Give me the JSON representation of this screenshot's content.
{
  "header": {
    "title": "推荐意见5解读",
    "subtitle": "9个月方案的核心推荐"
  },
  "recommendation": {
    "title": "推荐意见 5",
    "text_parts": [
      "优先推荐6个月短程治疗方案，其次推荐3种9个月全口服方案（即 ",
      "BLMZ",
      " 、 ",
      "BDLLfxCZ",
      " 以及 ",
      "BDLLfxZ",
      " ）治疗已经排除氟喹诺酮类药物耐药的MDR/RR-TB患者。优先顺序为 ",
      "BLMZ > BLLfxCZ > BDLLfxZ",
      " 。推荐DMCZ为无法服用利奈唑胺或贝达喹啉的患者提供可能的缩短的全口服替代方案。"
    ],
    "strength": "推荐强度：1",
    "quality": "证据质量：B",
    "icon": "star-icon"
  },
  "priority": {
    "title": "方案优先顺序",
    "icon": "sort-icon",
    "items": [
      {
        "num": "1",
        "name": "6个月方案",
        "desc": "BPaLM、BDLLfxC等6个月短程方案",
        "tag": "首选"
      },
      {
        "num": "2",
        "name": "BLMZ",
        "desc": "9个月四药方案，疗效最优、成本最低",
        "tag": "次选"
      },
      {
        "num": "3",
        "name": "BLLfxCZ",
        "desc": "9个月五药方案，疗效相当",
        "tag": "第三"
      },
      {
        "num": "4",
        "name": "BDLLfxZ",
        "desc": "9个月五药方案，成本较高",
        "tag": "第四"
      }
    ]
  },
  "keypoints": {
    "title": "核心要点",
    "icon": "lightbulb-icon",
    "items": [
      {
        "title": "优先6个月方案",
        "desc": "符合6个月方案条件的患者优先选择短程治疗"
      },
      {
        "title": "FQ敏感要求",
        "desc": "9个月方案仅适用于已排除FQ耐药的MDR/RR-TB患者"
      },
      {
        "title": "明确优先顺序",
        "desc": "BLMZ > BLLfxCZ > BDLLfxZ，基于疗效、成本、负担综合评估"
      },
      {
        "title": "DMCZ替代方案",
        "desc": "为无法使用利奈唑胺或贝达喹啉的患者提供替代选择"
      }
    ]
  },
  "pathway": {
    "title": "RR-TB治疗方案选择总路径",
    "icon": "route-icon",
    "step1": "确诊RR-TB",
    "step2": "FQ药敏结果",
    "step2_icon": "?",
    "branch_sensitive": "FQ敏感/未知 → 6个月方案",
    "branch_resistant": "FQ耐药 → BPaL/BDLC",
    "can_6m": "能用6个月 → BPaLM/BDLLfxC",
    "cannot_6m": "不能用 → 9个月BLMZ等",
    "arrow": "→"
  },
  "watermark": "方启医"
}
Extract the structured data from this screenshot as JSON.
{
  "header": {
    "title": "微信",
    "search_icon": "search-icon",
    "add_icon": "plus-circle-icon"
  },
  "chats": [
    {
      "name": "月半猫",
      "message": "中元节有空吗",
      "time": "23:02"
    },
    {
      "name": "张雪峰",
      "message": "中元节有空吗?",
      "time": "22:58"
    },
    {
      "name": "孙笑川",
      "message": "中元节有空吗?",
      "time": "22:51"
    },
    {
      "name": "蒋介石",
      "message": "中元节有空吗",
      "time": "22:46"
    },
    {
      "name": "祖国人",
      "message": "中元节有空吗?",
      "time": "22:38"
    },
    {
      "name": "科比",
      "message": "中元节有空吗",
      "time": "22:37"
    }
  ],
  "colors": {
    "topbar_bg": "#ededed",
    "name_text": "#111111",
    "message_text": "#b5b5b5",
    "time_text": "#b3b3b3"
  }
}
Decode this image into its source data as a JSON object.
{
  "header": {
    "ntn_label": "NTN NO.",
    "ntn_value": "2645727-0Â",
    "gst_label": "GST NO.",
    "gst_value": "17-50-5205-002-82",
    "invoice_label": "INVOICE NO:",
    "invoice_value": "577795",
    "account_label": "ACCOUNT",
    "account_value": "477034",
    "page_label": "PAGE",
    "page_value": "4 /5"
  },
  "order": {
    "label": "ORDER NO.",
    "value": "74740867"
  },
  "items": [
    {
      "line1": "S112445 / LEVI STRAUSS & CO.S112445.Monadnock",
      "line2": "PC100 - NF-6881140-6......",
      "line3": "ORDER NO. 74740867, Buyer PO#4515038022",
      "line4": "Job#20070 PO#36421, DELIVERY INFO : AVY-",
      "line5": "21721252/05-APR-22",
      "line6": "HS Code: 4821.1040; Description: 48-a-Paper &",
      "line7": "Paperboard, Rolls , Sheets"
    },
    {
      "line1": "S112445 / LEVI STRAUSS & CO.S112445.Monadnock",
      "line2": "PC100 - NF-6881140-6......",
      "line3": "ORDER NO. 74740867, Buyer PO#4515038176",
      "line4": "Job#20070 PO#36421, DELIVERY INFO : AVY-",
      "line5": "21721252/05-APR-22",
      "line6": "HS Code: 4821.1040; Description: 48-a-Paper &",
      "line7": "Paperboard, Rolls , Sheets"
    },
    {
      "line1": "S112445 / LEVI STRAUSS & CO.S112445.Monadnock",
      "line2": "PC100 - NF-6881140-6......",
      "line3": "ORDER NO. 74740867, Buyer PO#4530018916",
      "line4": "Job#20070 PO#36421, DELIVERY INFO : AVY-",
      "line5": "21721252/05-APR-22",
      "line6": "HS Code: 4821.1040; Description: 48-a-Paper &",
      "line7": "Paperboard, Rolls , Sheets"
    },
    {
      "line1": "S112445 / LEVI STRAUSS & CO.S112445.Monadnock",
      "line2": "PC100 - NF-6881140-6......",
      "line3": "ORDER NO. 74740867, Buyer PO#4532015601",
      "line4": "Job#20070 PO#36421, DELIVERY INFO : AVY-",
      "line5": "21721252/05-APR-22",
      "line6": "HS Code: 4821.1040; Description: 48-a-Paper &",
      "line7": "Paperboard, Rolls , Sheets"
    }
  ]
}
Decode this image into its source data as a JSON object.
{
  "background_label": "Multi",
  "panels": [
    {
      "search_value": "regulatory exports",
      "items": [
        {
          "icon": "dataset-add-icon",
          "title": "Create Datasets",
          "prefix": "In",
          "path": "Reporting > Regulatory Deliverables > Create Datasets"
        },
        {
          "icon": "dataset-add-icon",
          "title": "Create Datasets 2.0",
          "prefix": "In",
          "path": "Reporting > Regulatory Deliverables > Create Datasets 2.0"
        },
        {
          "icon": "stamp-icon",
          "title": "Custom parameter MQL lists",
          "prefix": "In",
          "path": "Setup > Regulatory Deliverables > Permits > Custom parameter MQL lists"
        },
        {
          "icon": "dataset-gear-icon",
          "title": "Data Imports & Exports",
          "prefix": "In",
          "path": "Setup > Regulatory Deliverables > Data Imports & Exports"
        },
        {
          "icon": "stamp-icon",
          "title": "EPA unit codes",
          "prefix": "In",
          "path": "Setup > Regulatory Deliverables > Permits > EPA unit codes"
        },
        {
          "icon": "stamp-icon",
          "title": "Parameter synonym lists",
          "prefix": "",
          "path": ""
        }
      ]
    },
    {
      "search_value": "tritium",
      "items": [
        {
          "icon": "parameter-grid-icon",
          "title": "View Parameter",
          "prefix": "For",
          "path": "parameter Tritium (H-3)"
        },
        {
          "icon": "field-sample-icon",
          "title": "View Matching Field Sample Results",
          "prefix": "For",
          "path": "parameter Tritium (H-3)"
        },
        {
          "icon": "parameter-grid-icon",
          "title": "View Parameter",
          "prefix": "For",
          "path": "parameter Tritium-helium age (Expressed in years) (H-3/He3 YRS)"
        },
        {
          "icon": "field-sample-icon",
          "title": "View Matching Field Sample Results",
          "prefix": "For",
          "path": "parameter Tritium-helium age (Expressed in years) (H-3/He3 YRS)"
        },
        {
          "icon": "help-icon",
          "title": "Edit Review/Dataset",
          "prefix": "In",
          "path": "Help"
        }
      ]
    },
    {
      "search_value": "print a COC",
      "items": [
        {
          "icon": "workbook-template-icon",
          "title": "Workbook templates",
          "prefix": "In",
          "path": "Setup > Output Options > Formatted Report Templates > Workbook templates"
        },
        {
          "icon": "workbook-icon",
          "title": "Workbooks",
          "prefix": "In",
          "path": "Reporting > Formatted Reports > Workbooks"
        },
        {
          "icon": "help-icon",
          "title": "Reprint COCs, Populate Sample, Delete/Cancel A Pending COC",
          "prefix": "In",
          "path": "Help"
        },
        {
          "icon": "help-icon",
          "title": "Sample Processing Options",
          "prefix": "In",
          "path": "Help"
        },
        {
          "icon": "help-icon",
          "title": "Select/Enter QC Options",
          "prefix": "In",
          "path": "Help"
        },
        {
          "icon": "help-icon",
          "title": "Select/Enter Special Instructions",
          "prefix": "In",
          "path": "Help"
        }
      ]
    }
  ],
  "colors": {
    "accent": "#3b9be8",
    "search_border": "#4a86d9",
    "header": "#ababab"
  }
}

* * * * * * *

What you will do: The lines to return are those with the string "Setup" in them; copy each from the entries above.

Worked solution:
          "path": "Setup > Regulatory Deliverables > Permits > Custom parameter MQL lists"
          "path": "Setup > Regulatory Deliverables > Data Imports & Exports"
          "path": "Setup > Regulatory Deliverables > Permits > EPA unit codes"
          "path": "Setup > Output Options > Formatted Report Templates > Workbook templates"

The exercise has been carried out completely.